• Supplied entries
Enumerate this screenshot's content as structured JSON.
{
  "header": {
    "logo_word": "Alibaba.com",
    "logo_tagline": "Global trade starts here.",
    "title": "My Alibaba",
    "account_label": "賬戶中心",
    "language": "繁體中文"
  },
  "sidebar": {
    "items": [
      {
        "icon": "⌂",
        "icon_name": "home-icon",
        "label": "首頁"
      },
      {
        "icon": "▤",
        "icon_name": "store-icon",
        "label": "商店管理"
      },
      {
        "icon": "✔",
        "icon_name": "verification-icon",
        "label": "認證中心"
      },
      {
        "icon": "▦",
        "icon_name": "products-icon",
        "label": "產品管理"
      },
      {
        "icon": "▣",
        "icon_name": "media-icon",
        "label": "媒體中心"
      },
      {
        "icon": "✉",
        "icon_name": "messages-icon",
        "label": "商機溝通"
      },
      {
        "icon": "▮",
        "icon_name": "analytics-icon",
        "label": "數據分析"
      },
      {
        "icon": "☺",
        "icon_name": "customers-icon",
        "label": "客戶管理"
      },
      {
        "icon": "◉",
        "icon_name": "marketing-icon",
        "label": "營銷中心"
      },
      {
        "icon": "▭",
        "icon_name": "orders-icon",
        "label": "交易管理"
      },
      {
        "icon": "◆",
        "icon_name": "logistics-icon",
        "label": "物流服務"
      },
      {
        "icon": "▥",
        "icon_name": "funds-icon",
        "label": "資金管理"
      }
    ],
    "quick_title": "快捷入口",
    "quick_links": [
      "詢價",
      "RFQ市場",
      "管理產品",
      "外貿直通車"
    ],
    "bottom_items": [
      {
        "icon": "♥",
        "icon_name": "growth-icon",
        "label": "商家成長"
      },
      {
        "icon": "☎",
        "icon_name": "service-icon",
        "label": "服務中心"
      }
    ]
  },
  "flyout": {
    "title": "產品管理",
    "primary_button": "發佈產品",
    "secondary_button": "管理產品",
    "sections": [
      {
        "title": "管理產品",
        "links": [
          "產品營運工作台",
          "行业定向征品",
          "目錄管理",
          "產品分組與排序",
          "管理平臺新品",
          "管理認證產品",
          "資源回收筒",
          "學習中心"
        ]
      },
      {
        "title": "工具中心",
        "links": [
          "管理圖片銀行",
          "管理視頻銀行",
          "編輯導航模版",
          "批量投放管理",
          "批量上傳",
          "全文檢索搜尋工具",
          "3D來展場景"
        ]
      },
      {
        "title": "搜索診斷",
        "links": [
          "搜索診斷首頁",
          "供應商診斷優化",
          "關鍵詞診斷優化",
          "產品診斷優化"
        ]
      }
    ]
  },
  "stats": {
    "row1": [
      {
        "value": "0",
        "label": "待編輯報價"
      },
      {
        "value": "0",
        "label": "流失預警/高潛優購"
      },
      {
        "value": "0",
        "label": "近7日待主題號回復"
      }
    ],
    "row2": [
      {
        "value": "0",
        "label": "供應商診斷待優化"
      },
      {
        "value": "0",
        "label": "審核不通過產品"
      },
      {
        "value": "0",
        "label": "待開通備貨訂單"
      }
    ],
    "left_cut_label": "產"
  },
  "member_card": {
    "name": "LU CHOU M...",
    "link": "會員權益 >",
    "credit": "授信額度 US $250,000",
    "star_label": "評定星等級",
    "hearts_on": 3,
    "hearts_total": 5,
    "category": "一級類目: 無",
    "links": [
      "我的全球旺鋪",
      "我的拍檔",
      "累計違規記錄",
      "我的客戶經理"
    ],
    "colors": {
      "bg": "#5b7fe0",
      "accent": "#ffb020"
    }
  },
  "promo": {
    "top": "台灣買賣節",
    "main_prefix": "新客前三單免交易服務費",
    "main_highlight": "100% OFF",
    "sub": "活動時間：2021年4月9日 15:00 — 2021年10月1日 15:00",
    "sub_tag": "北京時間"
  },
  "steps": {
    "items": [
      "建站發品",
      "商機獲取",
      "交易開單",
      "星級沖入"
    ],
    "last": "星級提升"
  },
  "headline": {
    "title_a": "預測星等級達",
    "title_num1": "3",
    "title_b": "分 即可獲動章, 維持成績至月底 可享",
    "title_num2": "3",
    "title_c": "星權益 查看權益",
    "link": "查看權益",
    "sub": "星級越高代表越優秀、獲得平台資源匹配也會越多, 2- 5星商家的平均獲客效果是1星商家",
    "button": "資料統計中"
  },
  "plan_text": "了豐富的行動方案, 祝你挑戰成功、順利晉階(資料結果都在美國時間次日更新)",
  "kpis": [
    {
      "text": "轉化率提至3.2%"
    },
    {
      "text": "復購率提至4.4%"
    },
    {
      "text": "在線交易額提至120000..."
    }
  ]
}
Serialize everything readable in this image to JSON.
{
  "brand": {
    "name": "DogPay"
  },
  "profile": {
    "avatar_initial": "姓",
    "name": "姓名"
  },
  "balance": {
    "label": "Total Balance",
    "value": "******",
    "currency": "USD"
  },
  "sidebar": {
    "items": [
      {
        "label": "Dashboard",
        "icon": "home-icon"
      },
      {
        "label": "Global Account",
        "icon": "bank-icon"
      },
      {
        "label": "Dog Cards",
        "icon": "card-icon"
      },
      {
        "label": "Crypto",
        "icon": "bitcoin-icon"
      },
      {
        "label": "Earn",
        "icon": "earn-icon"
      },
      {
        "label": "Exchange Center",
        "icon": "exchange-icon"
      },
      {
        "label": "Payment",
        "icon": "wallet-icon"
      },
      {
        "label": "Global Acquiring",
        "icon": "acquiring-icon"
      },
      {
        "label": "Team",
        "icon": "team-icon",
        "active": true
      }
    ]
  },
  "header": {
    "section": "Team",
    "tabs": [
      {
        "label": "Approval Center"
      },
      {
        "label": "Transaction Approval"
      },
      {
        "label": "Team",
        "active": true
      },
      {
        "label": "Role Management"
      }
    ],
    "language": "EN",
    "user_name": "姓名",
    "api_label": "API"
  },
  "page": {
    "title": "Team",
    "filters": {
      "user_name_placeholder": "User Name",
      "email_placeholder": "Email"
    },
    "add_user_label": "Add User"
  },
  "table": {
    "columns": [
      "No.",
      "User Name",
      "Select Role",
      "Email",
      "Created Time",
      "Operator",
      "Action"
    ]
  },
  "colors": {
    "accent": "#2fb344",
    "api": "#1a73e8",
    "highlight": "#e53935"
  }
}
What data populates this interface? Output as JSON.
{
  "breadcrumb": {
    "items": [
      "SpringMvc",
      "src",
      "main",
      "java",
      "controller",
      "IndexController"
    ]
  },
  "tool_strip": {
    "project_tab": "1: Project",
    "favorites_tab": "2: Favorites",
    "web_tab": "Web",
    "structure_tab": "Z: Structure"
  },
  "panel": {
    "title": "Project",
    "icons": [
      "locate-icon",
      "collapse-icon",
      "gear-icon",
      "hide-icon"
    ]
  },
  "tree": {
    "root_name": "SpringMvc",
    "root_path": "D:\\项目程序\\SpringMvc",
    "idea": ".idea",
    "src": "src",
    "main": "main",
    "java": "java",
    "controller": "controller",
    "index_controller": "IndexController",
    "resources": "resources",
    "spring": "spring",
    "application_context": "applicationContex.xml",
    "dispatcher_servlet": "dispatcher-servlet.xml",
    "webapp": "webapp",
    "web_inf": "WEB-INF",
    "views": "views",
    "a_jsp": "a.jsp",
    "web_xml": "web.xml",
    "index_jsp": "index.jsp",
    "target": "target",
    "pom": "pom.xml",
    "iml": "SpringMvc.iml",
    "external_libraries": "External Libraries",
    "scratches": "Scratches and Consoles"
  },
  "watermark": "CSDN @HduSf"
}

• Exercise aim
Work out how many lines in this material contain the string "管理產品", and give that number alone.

• Task response
3